Recently, when I think about Purim during the day, I dream of mathematics at night.
Let’s be clear. Purim is a great Yom Tov. I love it. My whole family loves it. But I’m the one who has to deliver the mishloach manos.
My wife is a teacher, so she has to remain at home waiting for her talmidos much of the day. Also, she makes the mishloach manos. For those two reasons, it’s my responsibility to actually deliver them.
But as everyone can tell you, on Purim, traffic becomes something unearthly. The combination of many people needing to make stops and many people driving to neighborhoods other than their own makes traffic slow. But the addition of yeshivah bachurim running into the street, parents trying to find out why their children are still delivering that mishloach manos and just general Purim madness makes the traffic not just slow but wild, like a blind, rambling animal with thousands of feet, only all the feet are wheels.
There are techniques that can be used. There are streets that you can use to circumvent neighborhood sticking points. But Purim has a time factor, also. You need to finish getting all the mishloach manos out as early as you can, so you can go to the seudah, which is sometimes in a different neighborhood—as ours always is. Some of your children’s teachers have a specific time at which they’ll be home.

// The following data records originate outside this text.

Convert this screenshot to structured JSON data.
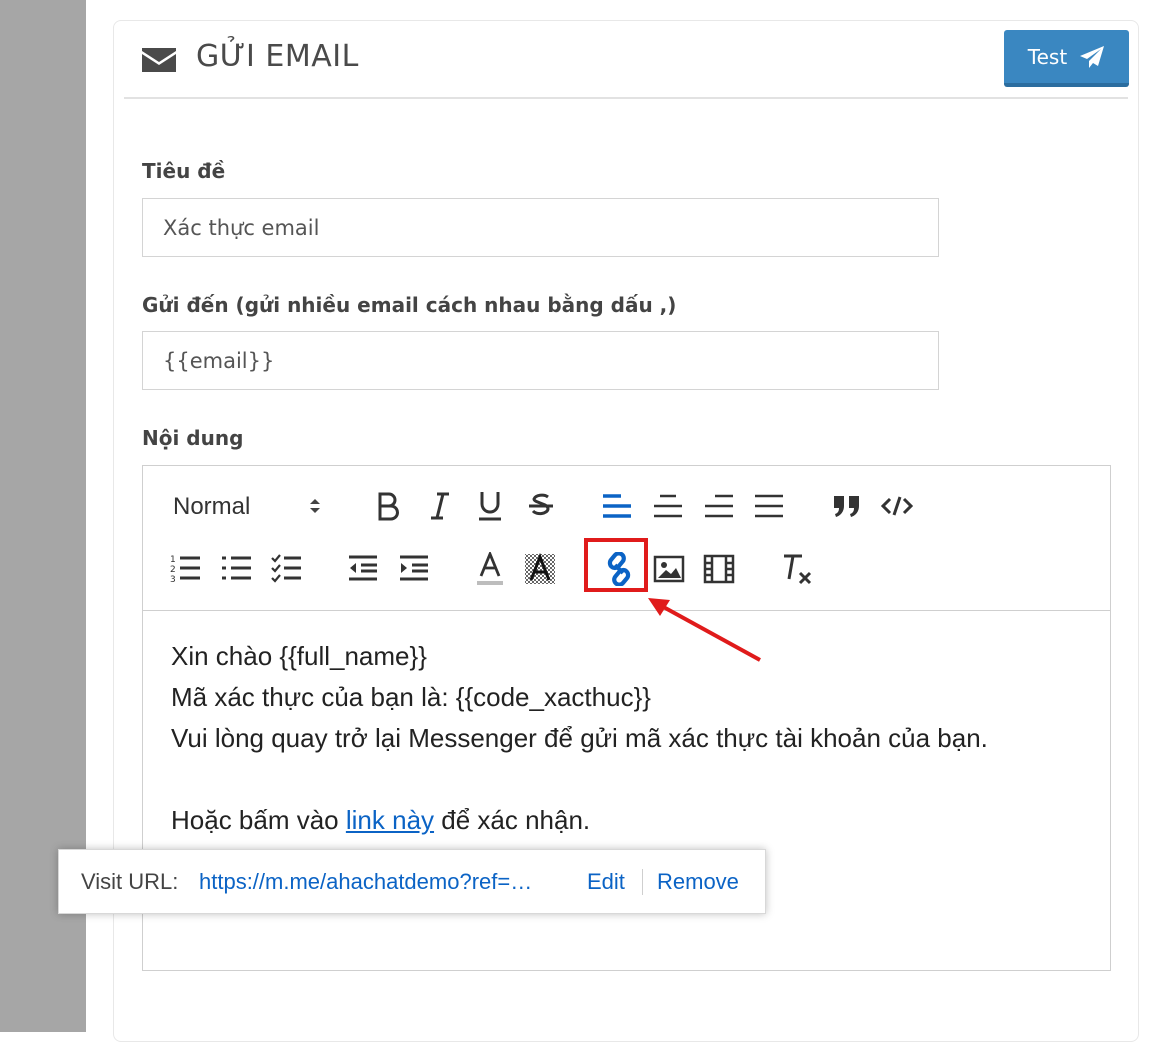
{
  "panel": {
    "title": "GỬI EMAIL",
    "test_button_label": "Test"
  },
  "form": {
    "subject_label": "Tiêu đề",
    "subject_value": "Xác thực email",
    "to_label": "Gửi đến (gửi nhiều email cách nhau bằng dấu ,)",
    "to_value": "{{email}}",
    "content_label": "Nội dung"
  },
  "toolbar": {
    "format_value": "Normal",
    "row1_icons": [
      "bold-icon",
      "italic-icon",
      "underline-icon",
      "strikethrough-icon",
      "align-left-icon",
      "align-center-icon",
      "align-right-icon",
      "align-justify-icon",
      "blockquote-icon",
      "code-block-icon"
    ],
    "row2_icons": [
      "ordered-list-icon",
      "bullet-list-icon",
      "check-list-icon",
      "outdent-icon",
      "indent-icon",
      "text-color-icon",
      "background-color-icon",
      "link-icon",
      "image-icon",
      "video-icon",
      "clear-format-icon"
    ]
  },
  "editor": {
    "line1": "Xin chào {{full_name}}",
    "line2": "Mã xác thực của bạn là: {{code_xacthuc}}",
    "line3": "Vui lòng quay trở lại Messenger để gửi mã xác thực tài khoản của bạn.",
    "line4_prefix": "Hoặc bấm vào ",
    "line4_link": "link này",
    "line4_suffix": " để xác nhận."
  },
  "link_tooltip": {
    "label": "Visit URL:",
    "url": "https://m.me/ahachatdemo?ref=…",
    "edit": "Edit",
    "remove": "Remove"
  },
  "colors": {
    "accent": "#3a87c1",
    "link": "#0b63c5",
    "highlight": "#e01b1b",
    "active_align": "#0b63c5"
  }
}
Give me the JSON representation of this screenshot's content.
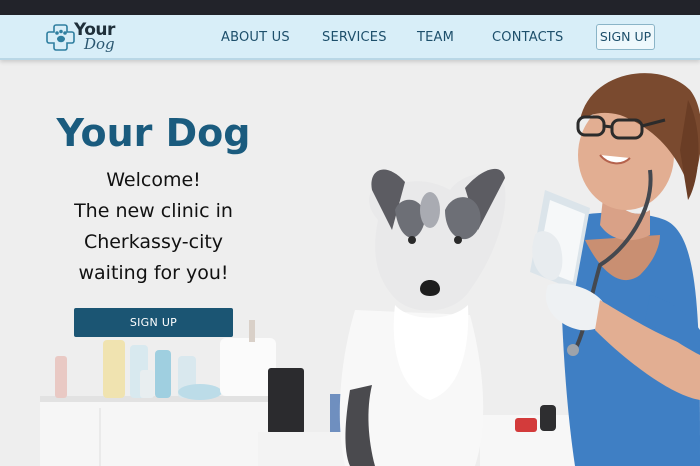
{
  "brand": {
    "line1": "Your",
    "line2": "Dog"
  },
  "nav": {
    "items": [
      {
        "label": "ABOUT US"
      },
      {
        "label": "SERVICES"
      },
      {
        "label": "TEAM"
      },
      {
        "label": "CONTACTS"
      }
    ],
    "signup_label": "SIGN UP"
  },
  "hero": {
    "title": "Your Dog",
    "lines": [
      "Welcome!",
      "The new clinic in",
      "Cherkassy-city",
      "waiting for you!"
    ],
    "button_label": "SIGN UP"
  },
  "colors": {
    "primary": "#1b5573",
    "nav_background": "#d8eef8",
    "topbar": "#22232a"
  },
  "icons": {
    "logo": "paw-cross-icon"
  }
}
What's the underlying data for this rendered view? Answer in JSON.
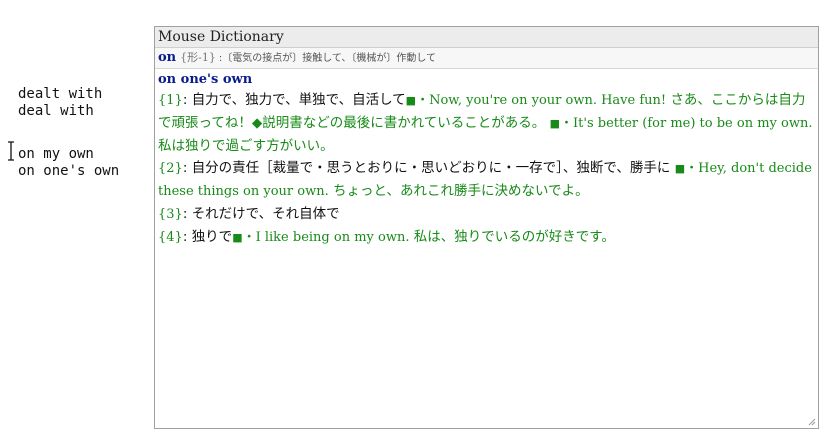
{
  "left_panel": {
    "lines": [
      "dealt with",
      "deal with",
      "on my own",
      "on one's own"
    ]
  },
  "dictionary": {
    "title": "Mouse Dictionary",
    "headword": {
      "word": "on",
      "tag": "{形-1}",
      "gloss": ":〔電気の接点が〕接触して、〔機械が〕作動して"
    },
    "entry": {
      "head": "on one's own",
      "senses": [
        {
          "num": "{1}",
          "def": "自力で、独力で、単独で、自活して",
          "ex_en": "・Now, you're on your own. Have fun!",
          "ex_ja": "さあ、ここからは自力で頑張ってね！",
          "note": "◆説明書などの最後に書かれていることがある。",
          "ex2_en": "・It's better (for me) to be on my own.",
          "ex2_ja": "私は独りで過ごす方がいい。"
        },
        {
          "num": "{2}",
          "def": "自分の責任［裁量で・思うとおりに・思いどおりに・一存で］、独断で、勝手に",
          "ex_en": "・Hey, don't decide these things on your own.",
          "ex_ja": "ちょっと、あれこれ勝手に決めないでよ。"
        },
        {
          "num": "{3}",
          "def": "それだけで、それ自体で"
        },
        {
          "num": "{4}",
          "def": "独りで",
          "ex_en": "・I like being on my own.",
          "ex_ja": "私は、独りでいるのが好きです。"
        }
      ]
    }
  },
  "icons": {
    "cursor": "text-cursor-icon",
    "example_marker": "square-bullet-icon",
    "resize": "resize-grip-icon"
  },
  "colors": {
    "headword": "#0a1b8a",
    "example": "#188a18",
    "title_bar": "#ececec",
    "border": "#a0a0a0"
  }
}
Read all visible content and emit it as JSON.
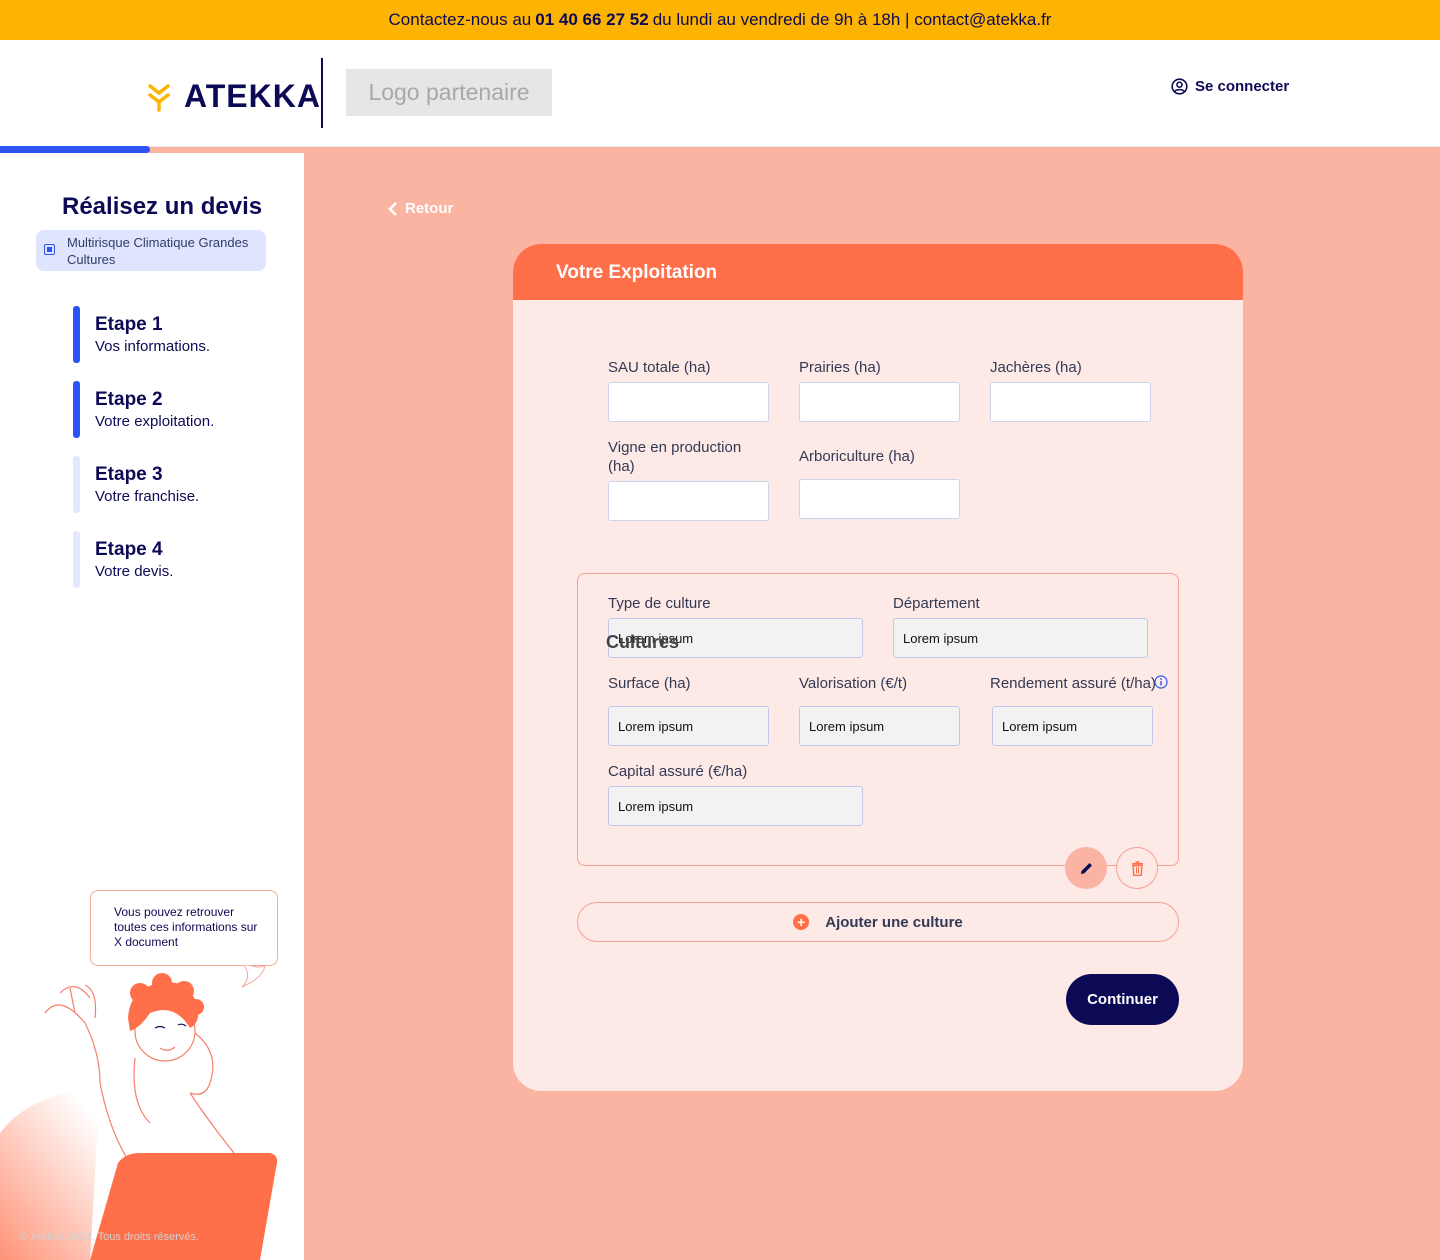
{
  "topbar": {
    "prefix": "Contactez-nous au",
    "phone": "01 40 66 27 52",
    "suffix": "du lundi au vendredi de 9h à 18h | contact@atekka.fr"
  },
  "header": {
    "logo_text": "ATEKKA",
    "partner_logo": "Logo partenaire",
    "login_label": "Se connecter"
  },
  "sidebar": {
    "title": "Réalisez un devis",
    "product": "Multirisque Climatique Grandes Cultures",
    "steps": [
      {
        "title": "Etape 1",
        "subtitle": "Vos informations.",
        "active": true
      },
      {
        "title": "Etape 2",
        "subtitle": "Votre exploitation.",
        "active": true
      },
      {
        "title": "Etape 3",
        "subtitle": "Votre franchise.",
        "active": false
      },
      {
        "title": "Etape 4",
        "subtitle": "Votre devis.",
        "active": false
      }
    ],
    "help_text": "Vous pouvez retrouver toutes ces informations sur X document",
    "footer": "© Atekka 2023. Tous droits réservés."
  },
  "main": {
    "back_label": "Retour",
    "card_title": "Votre Exploitation",
    "fields": {
      "sau_label": "SAU totale (ha)",
      "prairies_label": "Prairies (ha)",
      "jacheres_label": "Jachères (ha)",
      "vigne_label": "Vigne en production (ha)",
      "arbo_label": "Arboriculture (ha)"
    },
    "cultures": {
      "legend": "Cultures",
      "type_label": "Type de culture",
      "type_value": "Lorem ipsum",
      "dept_label": "Département",
      "dept_value": "Lorem ipsum",
      "surface_label": "Surface (ha)",
      "surface_value": "Lorem ipsum",
      "valo_label": "Valorisation (€/t)",
      "valo_value": "Lorem ipsum",
      "rendement_label": "Rendement assuré (t/ha)",
      "rendement_value": "Lorem ipsum",
      "capital_label": "Capital assuré (€/ha)",
      "capital_value": "Lorem ipsum"
    },
    "add_label": "Ajouter une culture",
    "continue_label": "Continuer"
  },
  "icons": {
    "login": "user-circle-icon",
    "back": "chevron-left-icon",
    "edit": "pencil-icon",
    "delete": "trash-icon",
    "add": "plus-circle-icon",
    "info": "info-icon"
  },
  "colors": {
    "topbar": "#fcb400",
    "navy": "#0d0a55",
    "accent_blue": "#2d52f5",
    "orange": "#ff6f4a",
    "salmon": "#fbb4a1",
    "card_bg": "#fde9e6"
  }
}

So it’s not enough to take a circuitous route and just make it home eventually. You need to find a way to optimize your route, taking in the teacher’s time constraints, and get back early.